MAB: How would the film impact Asian/Chinese community?

Mimi: I think that the Asian and Chinese communities would particularly feel very proud. Sometimes, Asian portrayals are not overly positive in film today. My father, who doesn’t have formal education, was still able to do so many things, and would be a light to Asian society. He learned from Chinese culture and principles, and transformed that into life. Especially, when he was living the American dream; I think that a lot of Asian Americans can feel connected to his story.

MAB: What about the overall goal of this film?

Mimi: The goal is to inspire people. My father is so charismatic that people are happy to meet him and be affected by his presence. I hope that his story can inspire people to keep in touch with their tradition so they can be true to themselves, even in this modern world.

MAB: What is the word or sentence that represents your relationship with kung fu?

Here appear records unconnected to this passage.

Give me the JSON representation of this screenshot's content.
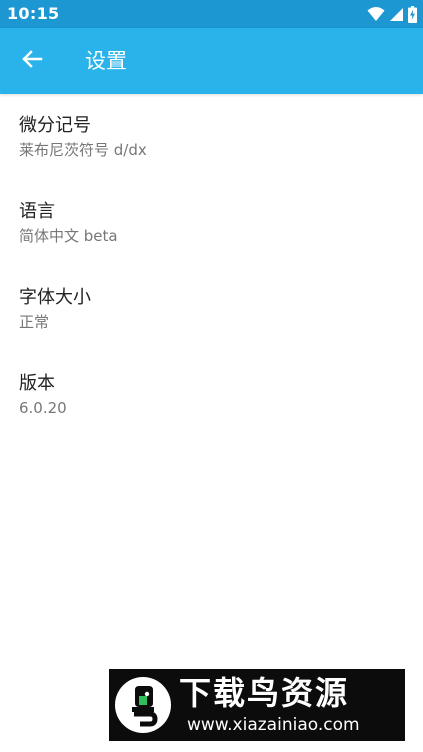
{
  "status_bar": {
    "time": "10:15",
    "icons": [
      "wifi-icon",
      "cellular-signal-icon",
      "battery-charging-icon"
    ]
  },
  "app_bar": {
    "back_icon": "arrow-left-icon",
    "title": "设置"
  },
  "settings": [
    {
      "title": "微分记号",
      "value": "莱布尼茨符号 d/dx"
    },
    {
      "title": "语言",
      "value": "简体中文 beta"
    },
    {
      "title": "字体大小",
      "value": "正常"
    },
    {
      "title": "版本",
      "value": "6.0.20"
    }
  ],
  "watermark": {
    "title": "下载鸟资源",
    "url": "www.xiazainiao.com"
  },
  "colors": {
    "status_bar": "#1d97d1",
    "app_bar": "#29b3ea",
    "title_text": "#222222",
    "value_text": "#777777"
  }
}
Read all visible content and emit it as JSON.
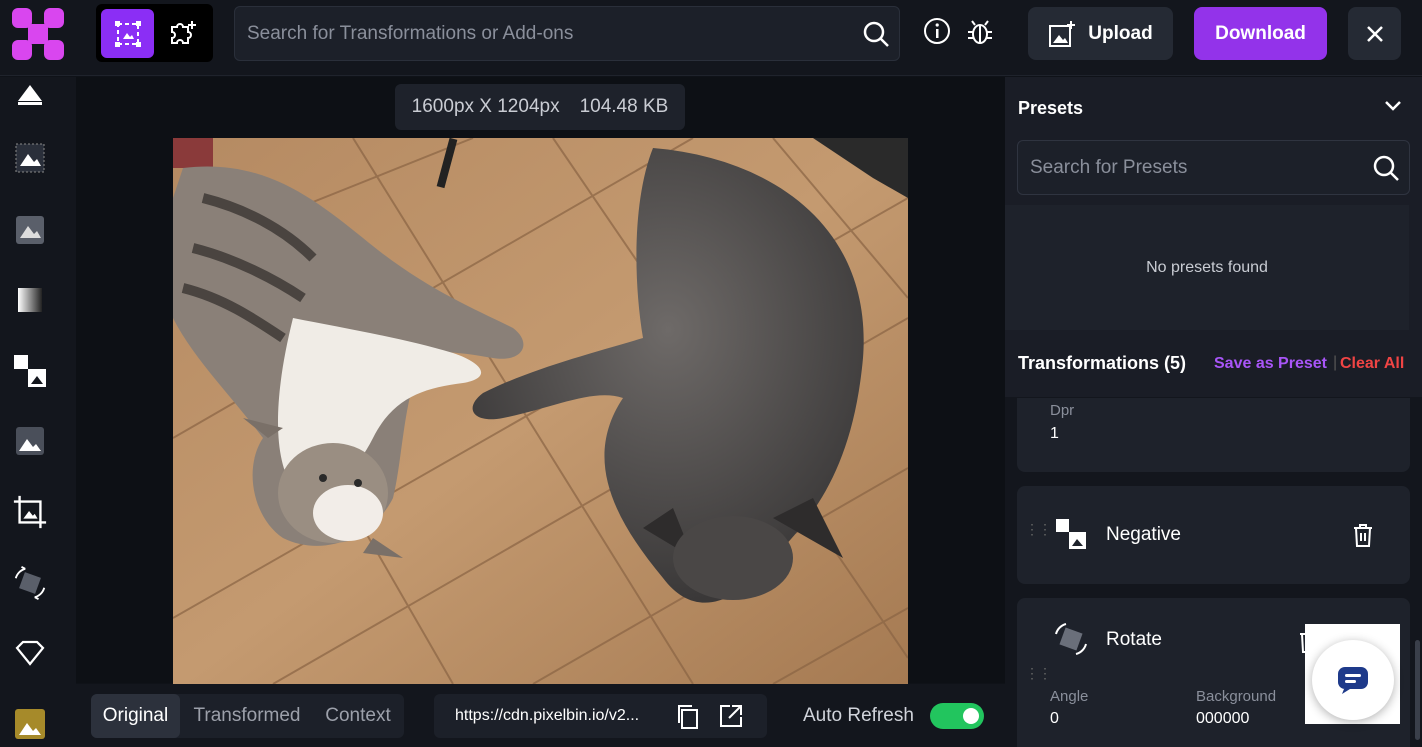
{
  "header": {
    "search_placeholder": "Search for Transformations or Add-ons",
    "upload_label": "Upload",
    "download_label": "Download"
  },
  "canvas": {
    "dimensions": "1600px X 1204px",
    "filesize": "104.48 KB"
  },
  "view_tabs": [
    "Original",
    "Transformed",
    "Context"
  ],
  "url": "https://cdn.pixelbin.io/v2...",
  "auto_refresh_label": "Auto Refresh",
  "auto_refresh_on": true,
  "presets": {
    "title": "Presets",
    "search_placeholder": "Search for Presets",
    "empty_text": "No presets found"
  },
  "transformations": {
    "title": "Transformations (5)",
    "save_preset": "Save as Preset",
    "clear_all": "Clear All",
    "separator": "|",
    "items": [
      {
        "param_label": "Dpr",
        "param_value": "1"
      },
      {
        "name": "Negative"
      },
      {
        "name": "Rotate",
        "params": [
          {
            "label": "Angle",
            "value": "0"
          },
          {
            "label": "Background",
            "value": "000000"
          }
        ]
      }
    ]
  },
  "colors": {
    "accent": "#9333ea",
    "danger": "#ef4444",
    "toggle_on": "#22c55e"
  }
}
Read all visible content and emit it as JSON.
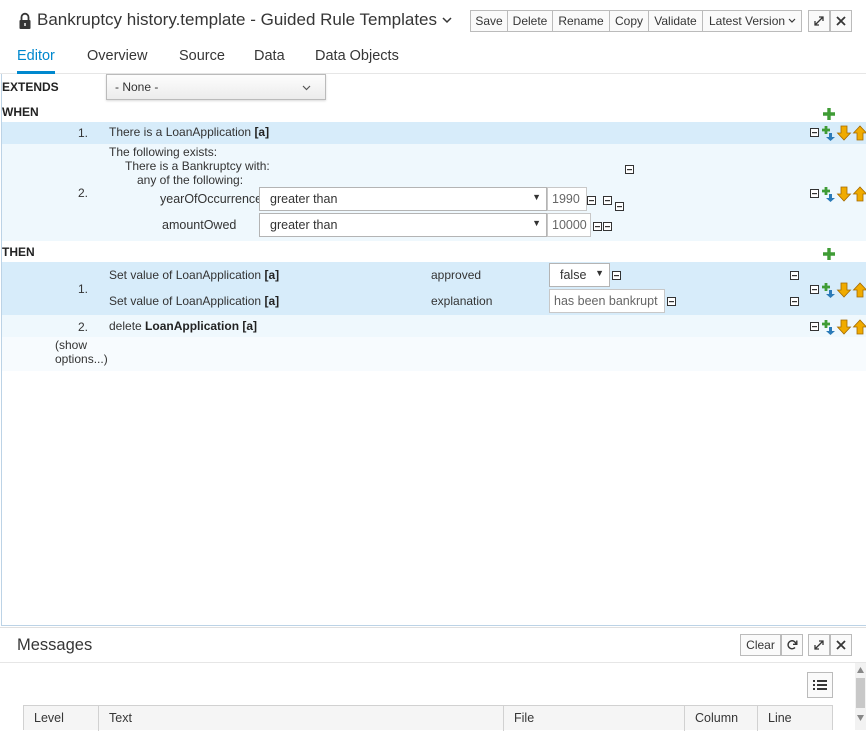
{
  "header": {
    "title": "Bankruptcy history.template - Guided Rule Templates",
    "buttons": {
      "save": "Save",
      "delete": "Delete",
      "rename": "Rename",
      "copy": "Copy",
      "validate": "Validate",
      "latest_version": "Latest Version"
    },
    "icons": [
      "lock-icon",
      "chevron-down-icon",
      "maximize-icon",
      "close-icon"
    ]
  },
  "tabs": [
    {
      "label": "Editor",
      "active": true
    },
    {
      "label": "Overview",
      "active": false
    },
    {
      "label": "Source",
      "active": false
    },
    {
      "label": "Data",
      "active": false
    },
    {
      "label": "Data Objects",
      "active": false
    }
  ],
  "editor": {
    "extends_label": "EXTENDS",
    "extends_value": "- None -",
    "when_label": "WHEN",
    "then_label": "THEN",
    "when_rows": [
      {
        "num": "1.",
        "prefix": "There is a LoanApplication",
        "binding": "[a]"
      },
      {
        "num": "2.",
        "line1": "The following exists:",
        "line2": "There is a Bankruptcy with:",
        "line3": "any of the following:",
        "constraints": [
          {
            "field": "yearOfOccurrence",
            "operator": "greater than",
            "value": "1990"
          },
          {
            "field": "amountOwed",
            "operator": "greater than",
            "value": "10000"
          }
        ]
      }
    ],
    "then_rows": [
      {
        "num": "1.",
        "actions": [
          {
            "prefix": "Set value of LoanApplication",
            "binding": "[a]",
            "field": "approved",
            "value": "false"
          },
          {
            "prefix": "Set value of LoanApplication",
            "binding": "[a]",
            "field": "explanation",
            "value": "has been bankrupt"
          }
        ]
      },
      {
        "num": "2.",
        "prefix": "delete",
        "target": "LoanApplication",
        "binding": "[a]"
      }
    ],
    "show_options_line1": "(show",
    "show_options_line2": "options...)"
  },
  "messages": {
    "title": "Messages",
    "clear": "Clear",
    "columns": [
      "Level",
      "Text",
      "File",
      "Column",
      "Line"
    ]
  },
  "colors": {
    "accent": "#0088ce",
    "row_band_dark": "#d7ecfa",
    "row_band_light": "#eff8fd",
    "add_green": "#3f9c35",
    "arrow_orange": "#f0ab00",
    "arrow_blue": "#2a7ab8"
  }
}
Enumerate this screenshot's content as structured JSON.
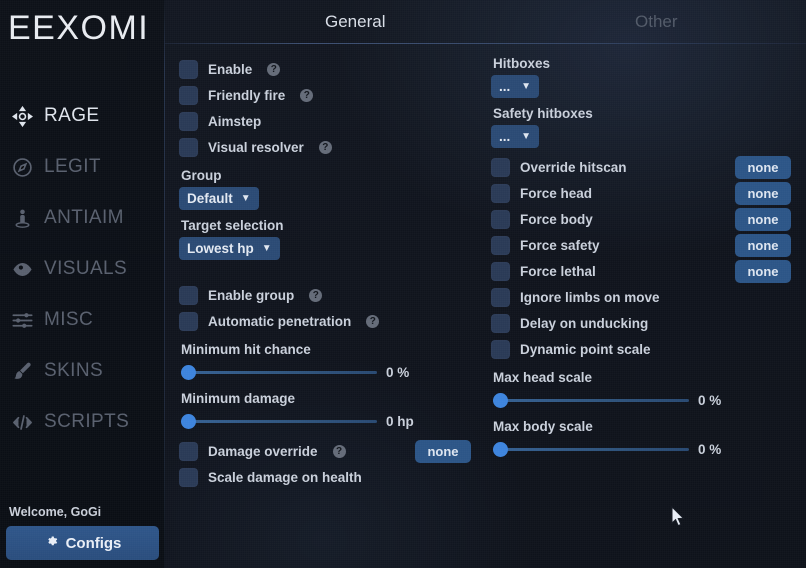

Mimi: We like to teach our students that kung fu is hard work, but it is also a way of life. This is how we keep moving forward.

MAB: Any suggestions to whoever wants to learn kung fu?

Mimi: I would absolutely recommend that they try it. Join Wah Lum Kung Fu. (both laughed). I would also tell them Wah Lum is a very traditional system. People should be prepared to work hard and learn the culture in addition to the physical activities.

MAB: You mentioned in the film that you weren’t a fan of kung fu. What was the turning point of you finally enjoying it?

Mimi: It would probably be when I was fifteen or sixteen years old. I saw how people from all over the world came to learn kung fu from my father. I started to feel how strong my body was and how I started to have the connection. My father always says that if you expose children to kung fu, it would eventually fill their heart. I was always there even though I didn’t necessarily embrace it. And with respect to my father, kung fu made me who I am today.

MAB: Is there any difference to you learning and teaching kung fu?

Mimi: As a teacher, the most important thing is to know that I was a student. I know how it feels to be a student. So, that helps me to be a better instructor and I learn from my students. It is like reciprocation.

MAB: What challenged you the most on making the film?

Mimi: This is my first film. It was challenging for me to work on all the technical issues by myself. But the biggest challenge was to take all the information and condense the story for the general public. I had to keep it less personal so that people who have not learned kung fu, or didn’t know my father, could be interested and able to watch it. 

MAB: Have you any thoughts about your next production?

Mimi: I enjoy showing positivity and inspiring people. I would like to do another documentary on someone who has made a positive impact on people. It wouldn’t necessarily be about kung fu, even though it would be a good branch. (laughed)

I want to thank producer Mimi Chan for the wonderful story of her father, Grandmaster Pui Chan.  We look forward to her next production.